Assignment:
Reproduce the following material exactly, including every line.

Data for processing:
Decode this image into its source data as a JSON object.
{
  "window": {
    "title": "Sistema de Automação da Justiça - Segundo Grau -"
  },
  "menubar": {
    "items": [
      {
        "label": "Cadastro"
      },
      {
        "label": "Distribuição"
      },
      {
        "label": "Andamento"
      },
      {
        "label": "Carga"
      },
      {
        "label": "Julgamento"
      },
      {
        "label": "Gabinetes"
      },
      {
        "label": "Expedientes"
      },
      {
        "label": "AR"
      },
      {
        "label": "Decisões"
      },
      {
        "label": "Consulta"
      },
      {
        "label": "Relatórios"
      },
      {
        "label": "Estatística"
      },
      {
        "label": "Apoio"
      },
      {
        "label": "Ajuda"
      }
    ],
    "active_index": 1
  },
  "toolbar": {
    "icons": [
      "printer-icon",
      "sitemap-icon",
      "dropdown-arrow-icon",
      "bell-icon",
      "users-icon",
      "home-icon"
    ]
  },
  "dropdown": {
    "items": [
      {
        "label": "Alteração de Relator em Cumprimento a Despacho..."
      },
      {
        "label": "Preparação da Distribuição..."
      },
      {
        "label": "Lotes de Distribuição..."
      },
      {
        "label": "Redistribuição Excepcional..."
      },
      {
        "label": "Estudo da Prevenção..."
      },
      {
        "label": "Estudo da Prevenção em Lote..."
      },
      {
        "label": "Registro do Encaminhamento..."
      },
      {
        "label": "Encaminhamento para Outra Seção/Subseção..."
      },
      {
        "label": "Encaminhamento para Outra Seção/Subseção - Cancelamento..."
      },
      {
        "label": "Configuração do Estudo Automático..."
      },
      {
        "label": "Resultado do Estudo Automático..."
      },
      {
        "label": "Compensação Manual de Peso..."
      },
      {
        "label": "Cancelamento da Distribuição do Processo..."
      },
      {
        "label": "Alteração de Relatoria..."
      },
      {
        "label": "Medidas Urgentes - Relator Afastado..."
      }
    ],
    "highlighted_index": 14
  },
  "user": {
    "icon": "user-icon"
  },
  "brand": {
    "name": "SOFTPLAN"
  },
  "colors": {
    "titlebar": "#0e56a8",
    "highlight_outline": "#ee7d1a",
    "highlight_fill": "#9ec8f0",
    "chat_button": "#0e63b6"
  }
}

Result of this task:
Decode this image into its source data as a JSON object.
{
  "window": {
    "title": "Sistema de Automação da Justiça - Segundo Grau -"
  },
  "menubar": {
    "items": [
      {
        "label": "Cadastro"
      },
      {
        "label": "Distribuição"
      },
      {
        "label": "Andamento"
      },
      {
        "label": "Carga"
      },
      {
        "label": "Julgamento"
      },
      {
        "label": "Gabinetes"
      },
      {
        "label": "Expedientes"
      },
      {
        "label": "AR"
      },
      {
        "label": "Decisões"
      },
      {
        "label": "Consulta"
      },
      {
        "label": "Relatórios"
      },
      {
        "label": "Estatística"
      },
      {
        "label": "Apoio"
      },
      {
        "label": "Ajuda"
      }
    ],
    "active_index": 1
  },
  "toolbar": {
    "icons": [
      "printer-icon",
      "sitemap-icon",
      "dropdown-arrow-icon",
      "bell-icon",
      "users-icon",
      "home-icon"
    ]
  },
  "dropdown": {
    "items": [
      {
        "label": "Alteração de Relator em Cumprimento a Despacho..."
      },
      {
        "label": "Preparação da Distribuição..."
      },
      {
        "label": "Lotes de Distribuição..."
      },
      {
        "label": "Redistribuição Excepcional..."
      },
      {
        "label": "Estudo da Prevenção..."
      },
      {
        "label": "Estudo da Prevenção em Lote..."
      },
      {
        "label": "Registro do Encaminhamento..."
      },
      {
        "label": "Encaminhamento para Outra Seção/Subseção..."
      },
      {
        "label": "Encaminhamento para Outra Seção/Subseção - Cancelamento..."
      },
      {
        "label": "Configuração do Estudo Automático..."
      },
      {
        "label": "Resultado do Estudo Automático..."
      },
      {
        "label": "Compensação Manual de Peso..."
      },
      {
        "label": "Cancelamento da Distribuição do Processo..."
      },
      {
        "label": "Alteração de Relatoria..."
      },
      {
        "label": "Medidas Urgentes - Relator Afastado..."
      }
    ],
    "highlighted_index": 14
  },
  "user": {
    "icon": "user-icon"
  },
  "brand": {
    "name": "SOFTPLAN"
  },
  "colors": {
    "titlebar": "#0e56a8",
    "highlight_outline": "#ee7d1a",
    "highlight_fill": "#9ec8f0",
    "chat_button": "#0e63b6"
  }
}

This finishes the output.